• _TASK DETAILS_:
Count every line in the following entries where the word "value" appears. Give the count alone.

Dataset rows for apps and sites

Content starts

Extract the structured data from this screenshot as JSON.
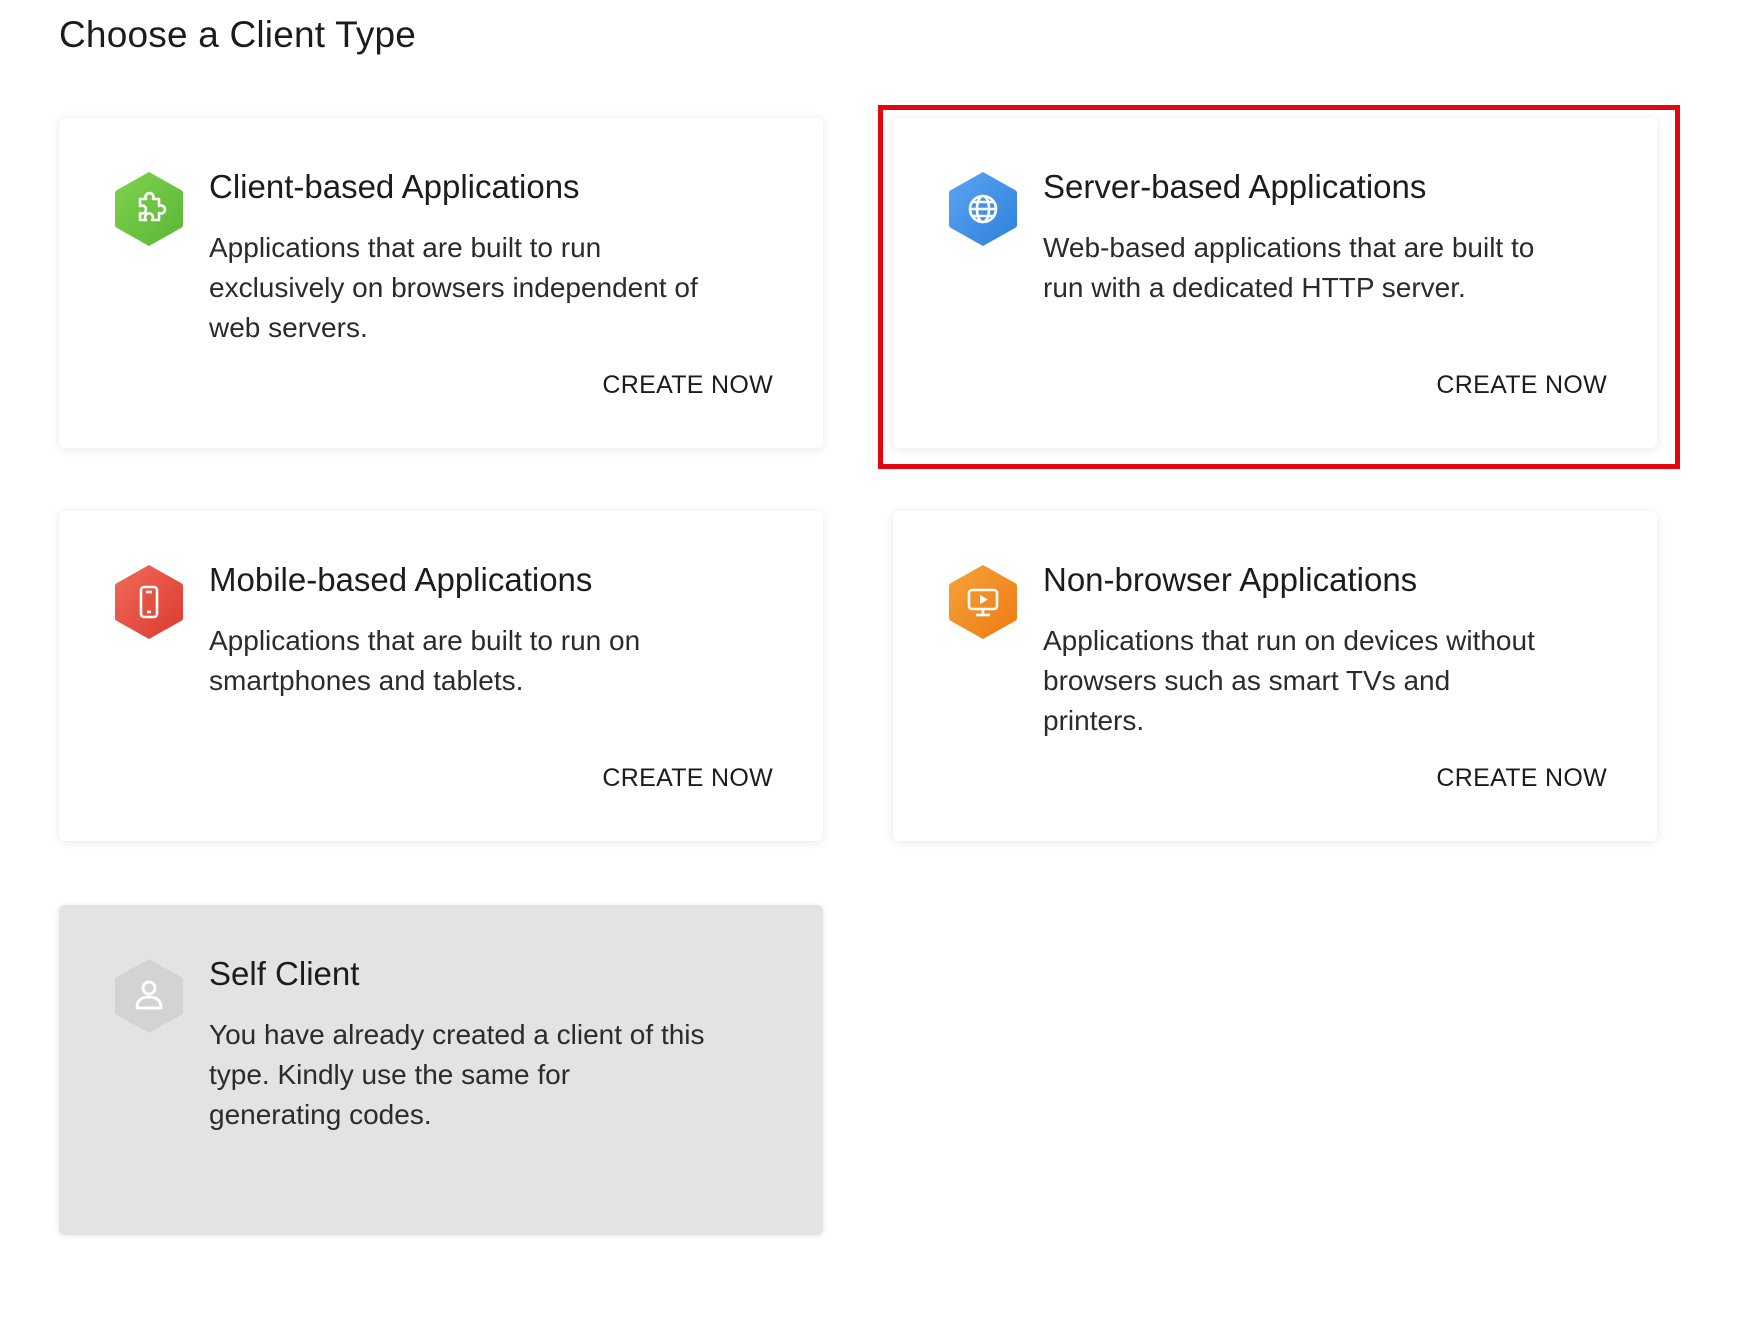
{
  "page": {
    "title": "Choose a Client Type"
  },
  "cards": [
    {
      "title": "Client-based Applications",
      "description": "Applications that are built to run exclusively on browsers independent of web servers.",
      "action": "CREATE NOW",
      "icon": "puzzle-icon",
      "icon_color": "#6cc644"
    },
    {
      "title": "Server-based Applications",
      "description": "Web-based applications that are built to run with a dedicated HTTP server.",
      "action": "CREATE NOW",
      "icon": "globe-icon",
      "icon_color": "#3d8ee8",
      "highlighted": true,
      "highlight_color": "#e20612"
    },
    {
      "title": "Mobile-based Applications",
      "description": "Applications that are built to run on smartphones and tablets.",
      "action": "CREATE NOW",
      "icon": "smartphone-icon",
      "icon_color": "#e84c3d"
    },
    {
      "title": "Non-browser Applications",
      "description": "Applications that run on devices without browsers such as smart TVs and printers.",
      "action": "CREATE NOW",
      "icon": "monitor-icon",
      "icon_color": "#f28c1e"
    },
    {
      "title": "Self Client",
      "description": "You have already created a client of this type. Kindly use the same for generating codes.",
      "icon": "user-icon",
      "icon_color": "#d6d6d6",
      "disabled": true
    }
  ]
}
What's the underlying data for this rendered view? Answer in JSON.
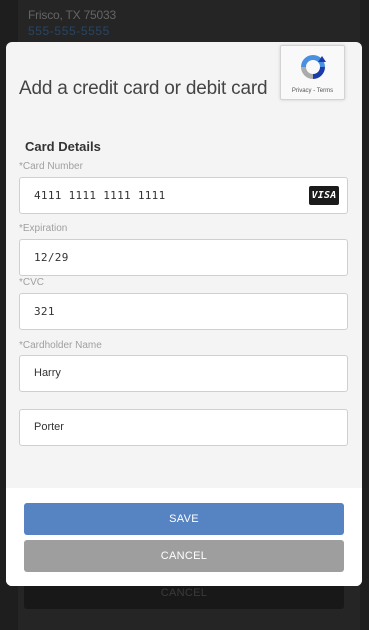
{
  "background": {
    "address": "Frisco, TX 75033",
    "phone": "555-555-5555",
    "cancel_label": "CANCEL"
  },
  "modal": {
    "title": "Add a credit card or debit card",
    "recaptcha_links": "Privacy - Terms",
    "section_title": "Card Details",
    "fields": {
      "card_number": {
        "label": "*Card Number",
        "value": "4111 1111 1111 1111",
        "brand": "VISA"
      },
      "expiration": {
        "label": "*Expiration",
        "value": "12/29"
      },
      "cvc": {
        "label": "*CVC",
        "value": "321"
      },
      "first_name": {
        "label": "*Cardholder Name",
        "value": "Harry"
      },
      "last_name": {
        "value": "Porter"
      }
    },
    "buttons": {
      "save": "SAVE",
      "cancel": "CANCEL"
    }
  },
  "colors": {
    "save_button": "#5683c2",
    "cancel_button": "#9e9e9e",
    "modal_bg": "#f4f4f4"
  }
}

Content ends

• _ANSWER TO THIS PROBLEM_:
5